Thieu apparently did mention at the meeting the name of Truong Thai Ton, now a special assistant to Ky (with rank of Secretary of State) and formerly Minister of Economy and Finance, as a possibility [Page 816] for the post of Prime Minister. Ky apparently still leans toward Nguyen Van Loc. I believe that while neither would be ideal Ton would not be a considerably better appointment than Loc. It was pretty well agreed that since under the Constitution General Cao Van Vien cannot fill concurrently the posts of Minister of Defense and Chief of the JGS, he will continue as Chief of the Joint Staff. General Nguyen Van Vy will be appointed Minister of Defense and General Tri, presently Minister of Information, is slated to succeed General Vy as Chief of Staff of the JGS. I think General Vy will make an excellent Defense Minister, and General Tri will be in a more appropriate and congenial post than that of Minister of Information where he has not been a success. It was further agreed that only the Ministries of Defense, RD, and Security would be held by military appointees and that the other posts would go to civilians. Thieu and Ky agreed to prepare a list of joint recommendations for Cabinet Ministers by October 2.

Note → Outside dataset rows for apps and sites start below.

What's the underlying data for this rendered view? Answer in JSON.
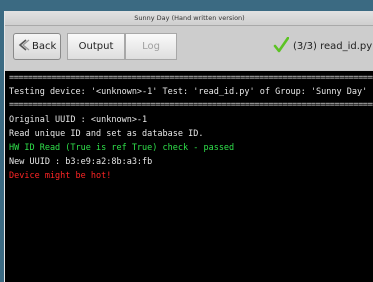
{
  "window": {
    "title": "Sunny Day (Hand written version)"
  },
  "toolbar": {
    "back_label": "Back",
    "tabs": [
      {
        "label": "Output",
        "state": "active"
      },
      {
        "label": "Log",
        "state": "disabled"
      }
    ],
    "status_text": "(3/3) read_id.py",
    "status_icon": "check-icon"
  },
  "terminal": {
    "separator": "===================================================================================",
    "header": "Testing device: '<unknown>-1' Test: 'read_id.py' of Group: 'Sunny Day'",
    "lines": [
      {
        "text": "Original UUID : <unknown>-1",
        "kind": "normal"
      },
      {
        "text": "Read unique ID and set as database ID.",
        "kind": "normal"
      },
      {
        "text": "HW ID Read (True is ref True) check - passed",
        "kind": "pass"
      },
      {
        "text": "New UUID : b3:e9:a2:8b:a3:fb",
        "kind": "normal"
      },
      {
        "text": "Device might be hot!",
        "kind": "warning"
      }
    ]
  },
  "colors": {
    "pass": "#2fe04a",
    "warning": "#ff2525",
    "check": "#5cc324"
  }
}
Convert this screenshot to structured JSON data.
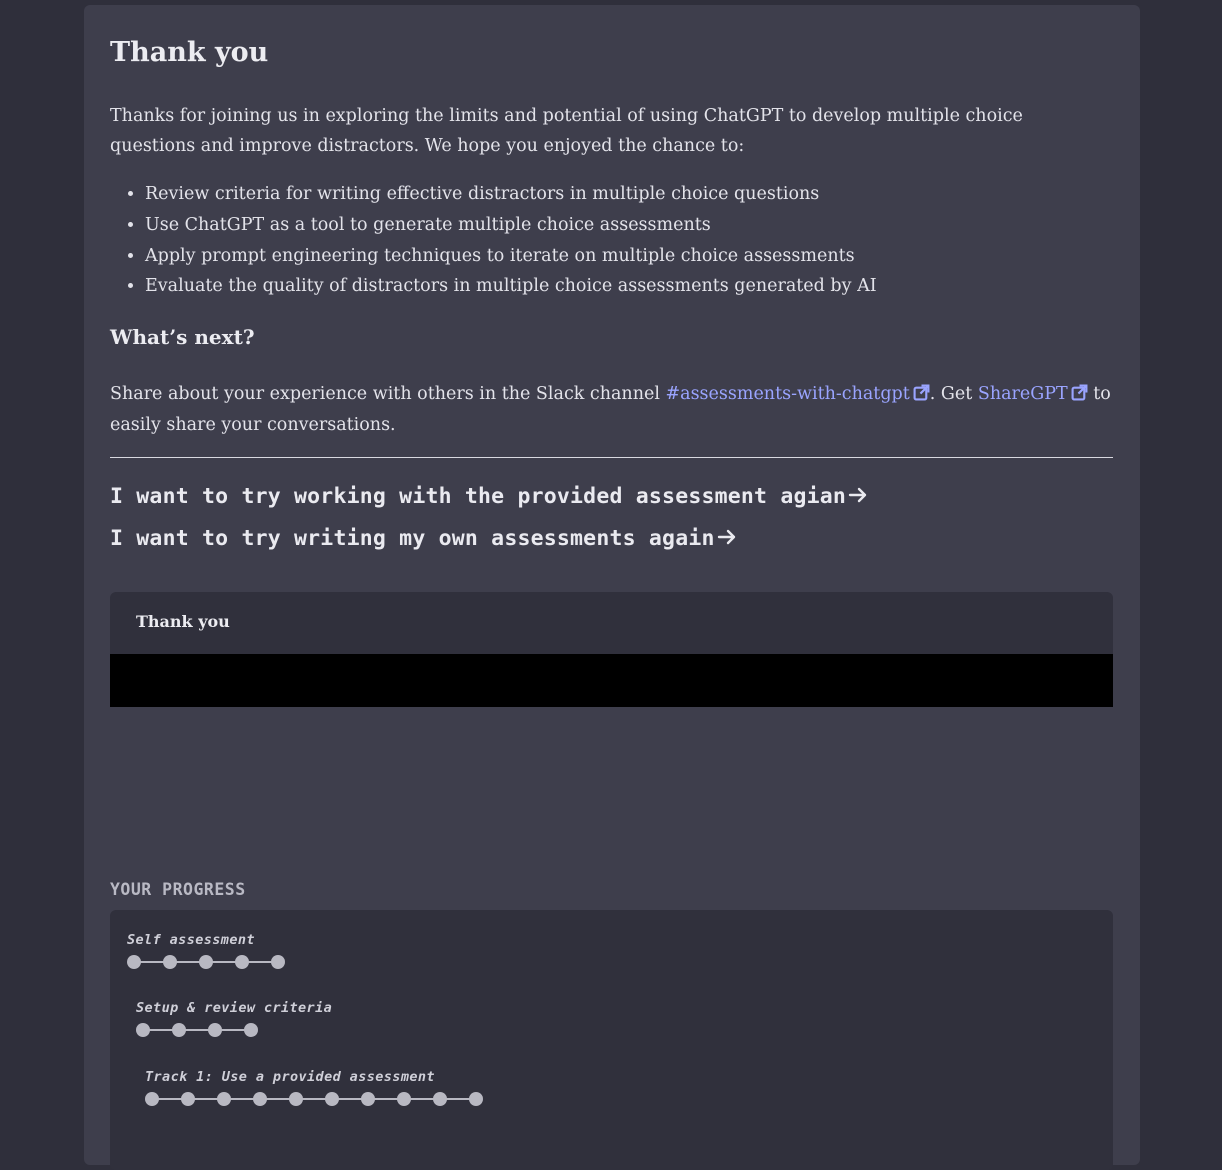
{
  "article": {
    "title": "Thank you",
    "intro": "Thanks for joining us in exploring the limits and potential of using ChatGPT to develop multiple choice questions and improve distractors. We hope you enjoyed the chance to:",
    "goals": [
      "Review criteria for writing effective distractors in multiple choice questions",
      "Use ChatGPT as a tool to generate multiple choice assessments",
      "Apply prompt engineering techniques to iterate on multiple choice assessments",
      "Evaluate the quality of distractors in multiple choice assessments generated by AI"
    ],
    "next_heading": "What’s next?",
    "share": {
      "before": "Share about your experience with others in the Slack channel ",
      "slack_link": "#assessments-with-chatgpt",
      "middle": ". Get ",
      "sharegpt_link": "ShareGPT",
      "after": " to easily share your conversations."
    },
    "actions": [
      "I want to try working with the provided assessment agian",
      "I want to try writing my own assessments again"
    ]
  },
  "video": {
    "title": "Thank you"
  },
  "progress": {
    "label": "YOUR PROGRESS",
    "tracks": [
      {
        "name": "Self assessment",
        "steps": 5
      },
      {
        "name": "Setup & review criteria",
        "steps": 4
      },
      {
        "name": "Track 1: Use a provided assessment",
        "steps": 10
      }
    ]
  },
  "colors": {
    "background": "#2f2f3b",
    "panel": "#3e3e4c",
    "link": "#9aa4ff",
    "dot": "#b8b8c2"
  }
}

As evidence of a constructive attitude on the part of the military toward the new government is the fact that Gen Cao Van Vien, Chief of the JGS, is having copies of the Constitution printed together with explanatory notes for distribution to all of the armed forces so that there will be a widespread understanding of the Constitution and the obligations of citizens, including the military, toward it.

[Here follows discussion of Senatorial and House elections, pacification, economic matters, Chieu Hoi, and casualties.]

  1. Source: National Archives and Records Administration, RG 59, Central Files 1967–69, POL 27 VIET S. Secret; Immediate; Nodis. Received at 10:46 a.m. and passed to the White House. Rostow forwarded the telegram to the President on September 20. (Johnson Library, National Security File, Country File, Vietnam, 8 B (1) 6/67–11/67, Bunker’s Weekly Report to President) A notation on the covering note indicates that the President saw the telegram. The telegram is printed in full in Pike, The Bunker Papers, pp. 168–175.
  2. On September 15 the Saigon Criminal Court convicted Dzu for issuing a bad check and an illegal funds transfer, previous offenses that had been held in abeyance. See The New York Times, September 16, 1967.
  3. September 13.